Teju Cole (born Obayemi Babajide Adetokunbo Onafuwa) is a Nigerian-American writer, street photographer and art historian based in Brooklyn, New York. He is the second Nigerian to win the PEN/Hemingway Award (after Chris Abani for his novel Graceland in 2005).
Cole was born on June 27, 1975 in the United States, was raised in Lagos and moved to the USA after completing secondary school.
Education and Career
Cole holds a BA from Kalamazoo College in Michigan and an MA from the School of Oriental and African Studies in London. He earned his MPhil and PhD degrees at Columbia University in New York. He has written two books: the first is a novella titled Every Day is for the Thief (2007), which gives an account of a Nigerian returning home from the US after many years abroad. The other, Open City (2011) focuses on the journeys through New York and other places of a Nigerian psychiatry student. It won the PEN/Hemingway Award in 2012, as well as the New York City Book Award for Fiction and the Rosenthal Award of the American Academy of Arts and Letters in 2011.
Cole is currently based in Brooklyn, New York and is a regular contributor to various publications including the New York Times, Qarrtsiluni, Chimurenga, the New Yorker, the Atlantic, and the Farafina Press blog. He also authors a blog on the New Inquiry's website entitled Double Take. He is currently at work on a book-length non-fiction narrative of Lagos as well as on a Twitter project called -Small Fates'. He has been honoured twice as an Andrew W. Mellon Fellow in the Humanities (in 2001 and 2002) and once as a Chinua Achebe Fellow at Bard College (in 2011).
Cole has worked as a cartoonist, dishwasher, gardener and haematology researcher. He has taught at Hofstra, Columbia andNew York universities.
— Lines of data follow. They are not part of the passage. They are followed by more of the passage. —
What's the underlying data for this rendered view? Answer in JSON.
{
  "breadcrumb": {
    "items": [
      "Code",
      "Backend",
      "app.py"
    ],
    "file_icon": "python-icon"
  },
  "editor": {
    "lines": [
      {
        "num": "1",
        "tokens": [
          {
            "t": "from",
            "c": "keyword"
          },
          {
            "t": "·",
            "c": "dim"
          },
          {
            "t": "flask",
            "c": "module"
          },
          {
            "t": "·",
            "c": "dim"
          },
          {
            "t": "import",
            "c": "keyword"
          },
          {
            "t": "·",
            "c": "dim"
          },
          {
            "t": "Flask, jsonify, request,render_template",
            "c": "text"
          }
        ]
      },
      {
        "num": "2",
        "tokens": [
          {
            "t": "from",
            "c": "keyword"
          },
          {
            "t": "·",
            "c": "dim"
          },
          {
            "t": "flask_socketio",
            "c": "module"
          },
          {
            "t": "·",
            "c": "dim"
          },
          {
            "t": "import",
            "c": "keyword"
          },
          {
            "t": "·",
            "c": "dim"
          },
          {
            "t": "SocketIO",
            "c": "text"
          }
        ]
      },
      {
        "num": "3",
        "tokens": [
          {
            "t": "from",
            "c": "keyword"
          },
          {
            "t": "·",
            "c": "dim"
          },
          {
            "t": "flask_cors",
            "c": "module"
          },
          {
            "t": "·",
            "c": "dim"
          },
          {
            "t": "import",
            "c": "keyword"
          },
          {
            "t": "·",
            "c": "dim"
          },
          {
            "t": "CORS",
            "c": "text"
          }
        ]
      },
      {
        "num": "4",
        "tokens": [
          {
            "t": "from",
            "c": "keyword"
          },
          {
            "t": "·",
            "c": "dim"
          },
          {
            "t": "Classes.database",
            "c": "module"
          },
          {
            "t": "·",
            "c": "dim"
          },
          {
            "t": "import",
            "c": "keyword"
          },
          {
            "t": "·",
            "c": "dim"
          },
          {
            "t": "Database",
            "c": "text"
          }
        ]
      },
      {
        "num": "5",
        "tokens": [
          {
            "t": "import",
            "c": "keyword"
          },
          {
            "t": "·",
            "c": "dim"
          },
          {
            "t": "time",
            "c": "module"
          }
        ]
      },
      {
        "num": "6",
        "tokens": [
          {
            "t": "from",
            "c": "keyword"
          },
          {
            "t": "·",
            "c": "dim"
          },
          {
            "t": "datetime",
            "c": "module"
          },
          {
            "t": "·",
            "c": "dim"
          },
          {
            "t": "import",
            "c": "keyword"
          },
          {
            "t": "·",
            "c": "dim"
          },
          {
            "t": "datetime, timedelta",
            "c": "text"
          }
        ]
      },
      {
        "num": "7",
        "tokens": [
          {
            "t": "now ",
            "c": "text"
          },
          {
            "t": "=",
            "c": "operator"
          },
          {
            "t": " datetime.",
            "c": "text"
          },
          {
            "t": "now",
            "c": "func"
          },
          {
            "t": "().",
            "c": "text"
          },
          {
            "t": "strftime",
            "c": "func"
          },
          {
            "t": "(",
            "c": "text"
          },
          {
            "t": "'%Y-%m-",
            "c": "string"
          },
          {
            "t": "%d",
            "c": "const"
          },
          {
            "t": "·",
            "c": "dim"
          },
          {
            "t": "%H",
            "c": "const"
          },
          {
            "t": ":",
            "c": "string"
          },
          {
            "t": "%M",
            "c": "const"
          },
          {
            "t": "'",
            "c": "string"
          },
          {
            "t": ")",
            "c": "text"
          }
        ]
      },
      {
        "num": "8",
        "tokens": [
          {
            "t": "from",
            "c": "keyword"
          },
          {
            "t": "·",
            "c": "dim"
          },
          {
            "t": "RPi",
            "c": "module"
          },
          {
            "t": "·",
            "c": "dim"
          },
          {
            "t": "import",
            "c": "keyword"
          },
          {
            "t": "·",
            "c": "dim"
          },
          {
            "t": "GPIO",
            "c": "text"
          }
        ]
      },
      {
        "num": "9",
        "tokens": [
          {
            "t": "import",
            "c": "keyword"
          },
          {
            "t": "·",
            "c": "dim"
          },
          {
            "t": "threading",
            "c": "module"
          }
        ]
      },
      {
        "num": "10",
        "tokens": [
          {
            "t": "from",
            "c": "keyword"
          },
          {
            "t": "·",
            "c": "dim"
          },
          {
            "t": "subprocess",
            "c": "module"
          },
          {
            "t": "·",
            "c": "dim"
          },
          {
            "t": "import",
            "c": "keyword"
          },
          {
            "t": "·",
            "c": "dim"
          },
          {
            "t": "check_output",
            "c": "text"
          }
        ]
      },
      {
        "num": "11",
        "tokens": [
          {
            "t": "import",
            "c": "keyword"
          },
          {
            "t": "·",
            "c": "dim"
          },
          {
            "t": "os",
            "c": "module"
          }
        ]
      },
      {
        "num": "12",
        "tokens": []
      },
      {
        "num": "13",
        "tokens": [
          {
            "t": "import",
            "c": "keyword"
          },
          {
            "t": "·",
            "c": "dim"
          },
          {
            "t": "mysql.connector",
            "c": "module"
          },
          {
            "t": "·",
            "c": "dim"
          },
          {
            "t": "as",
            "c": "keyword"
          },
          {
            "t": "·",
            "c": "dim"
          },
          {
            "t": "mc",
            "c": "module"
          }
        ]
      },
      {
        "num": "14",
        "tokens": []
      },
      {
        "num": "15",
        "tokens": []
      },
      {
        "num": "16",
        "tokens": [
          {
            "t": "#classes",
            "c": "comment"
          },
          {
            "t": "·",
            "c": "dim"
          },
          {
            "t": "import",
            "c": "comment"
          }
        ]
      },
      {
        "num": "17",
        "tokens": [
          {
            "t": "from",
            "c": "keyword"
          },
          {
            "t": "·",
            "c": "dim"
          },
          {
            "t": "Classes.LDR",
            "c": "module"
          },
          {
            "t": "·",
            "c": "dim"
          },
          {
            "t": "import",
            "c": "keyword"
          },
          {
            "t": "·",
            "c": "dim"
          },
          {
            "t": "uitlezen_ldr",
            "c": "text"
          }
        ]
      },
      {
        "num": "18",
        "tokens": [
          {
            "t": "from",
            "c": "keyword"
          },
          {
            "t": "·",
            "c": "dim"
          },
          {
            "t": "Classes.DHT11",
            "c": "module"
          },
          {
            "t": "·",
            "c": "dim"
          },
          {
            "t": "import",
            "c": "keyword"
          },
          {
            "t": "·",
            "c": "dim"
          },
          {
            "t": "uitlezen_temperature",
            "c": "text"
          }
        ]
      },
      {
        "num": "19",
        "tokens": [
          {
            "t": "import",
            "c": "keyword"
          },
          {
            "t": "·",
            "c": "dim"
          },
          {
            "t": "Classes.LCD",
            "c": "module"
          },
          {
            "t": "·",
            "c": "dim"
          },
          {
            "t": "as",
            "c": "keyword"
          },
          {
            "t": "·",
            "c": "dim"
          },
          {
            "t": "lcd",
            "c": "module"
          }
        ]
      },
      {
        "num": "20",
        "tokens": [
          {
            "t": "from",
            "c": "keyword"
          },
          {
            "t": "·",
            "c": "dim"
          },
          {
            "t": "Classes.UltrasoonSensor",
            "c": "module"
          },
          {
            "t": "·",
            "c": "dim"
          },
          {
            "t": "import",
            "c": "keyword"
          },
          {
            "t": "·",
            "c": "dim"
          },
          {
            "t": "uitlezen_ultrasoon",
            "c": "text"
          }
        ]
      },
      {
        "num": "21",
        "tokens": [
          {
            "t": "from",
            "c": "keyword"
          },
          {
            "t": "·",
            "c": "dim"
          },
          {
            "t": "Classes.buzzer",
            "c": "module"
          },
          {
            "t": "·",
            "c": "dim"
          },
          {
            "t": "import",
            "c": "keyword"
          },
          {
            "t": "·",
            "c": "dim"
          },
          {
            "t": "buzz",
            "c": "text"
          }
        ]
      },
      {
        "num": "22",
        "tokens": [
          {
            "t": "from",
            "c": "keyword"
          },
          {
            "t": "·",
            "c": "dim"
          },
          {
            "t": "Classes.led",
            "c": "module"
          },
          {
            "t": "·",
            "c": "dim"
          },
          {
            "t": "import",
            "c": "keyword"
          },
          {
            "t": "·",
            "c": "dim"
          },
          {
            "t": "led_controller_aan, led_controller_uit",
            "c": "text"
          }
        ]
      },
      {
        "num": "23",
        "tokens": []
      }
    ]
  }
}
He is currently the Distinguished Writer in Residence at Bard College.
Watch Cole read from his non-fiction work-in-progress: